(Stored items)
Content starts
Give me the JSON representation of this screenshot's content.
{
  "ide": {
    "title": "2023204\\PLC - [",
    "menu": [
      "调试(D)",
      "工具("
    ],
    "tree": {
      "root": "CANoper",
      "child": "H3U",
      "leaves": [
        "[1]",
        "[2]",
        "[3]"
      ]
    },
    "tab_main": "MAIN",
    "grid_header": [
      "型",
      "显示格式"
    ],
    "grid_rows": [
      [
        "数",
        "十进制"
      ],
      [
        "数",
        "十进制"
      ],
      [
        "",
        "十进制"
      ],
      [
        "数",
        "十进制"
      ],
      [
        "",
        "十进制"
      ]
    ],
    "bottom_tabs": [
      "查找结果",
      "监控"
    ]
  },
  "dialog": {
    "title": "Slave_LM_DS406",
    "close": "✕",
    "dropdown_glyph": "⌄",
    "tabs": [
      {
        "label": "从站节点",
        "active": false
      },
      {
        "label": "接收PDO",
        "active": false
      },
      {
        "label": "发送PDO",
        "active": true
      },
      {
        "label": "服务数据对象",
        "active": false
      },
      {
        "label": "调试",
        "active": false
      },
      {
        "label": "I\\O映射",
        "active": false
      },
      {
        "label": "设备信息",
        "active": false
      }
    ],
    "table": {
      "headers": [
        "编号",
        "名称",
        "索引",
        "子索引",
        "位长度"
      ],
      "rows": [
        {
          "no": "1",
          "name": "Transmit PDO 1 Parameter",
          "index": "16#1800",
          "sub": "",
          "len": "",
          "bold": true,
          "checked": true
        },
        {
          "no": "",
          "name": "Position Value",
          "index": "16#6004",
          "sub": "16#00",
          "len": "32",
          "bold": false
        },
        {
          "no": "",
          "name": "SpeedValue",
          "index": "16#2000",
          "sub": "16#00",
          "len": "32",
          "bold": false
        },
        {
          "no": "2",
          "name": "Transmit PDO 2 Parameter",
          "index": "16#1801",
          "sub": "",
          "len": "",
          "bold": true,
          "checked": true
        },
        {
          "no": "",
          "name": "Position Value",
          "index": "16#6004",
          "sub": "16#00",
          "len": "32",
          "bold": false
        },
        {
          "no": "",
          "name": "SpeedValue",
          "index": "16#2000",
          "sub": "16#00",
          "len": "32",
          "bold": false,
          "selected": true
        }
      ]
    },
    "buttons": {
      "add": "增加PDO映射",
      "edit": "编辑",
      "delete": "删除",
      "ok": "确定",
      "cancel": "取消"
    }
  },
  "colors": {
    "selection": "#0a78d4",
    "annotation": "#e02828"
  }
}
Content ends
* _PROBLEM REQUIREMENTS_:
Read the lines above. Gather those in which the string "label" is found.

* _WRITTEN RESPONSE_:
        "label": "从站节点",
        "label": "接收PDO",
        "label": "发送PDO",
        "label": "服务数据对象",
        "label": "调试",
        "label": "I\\O映射",
        "label": "设备信息",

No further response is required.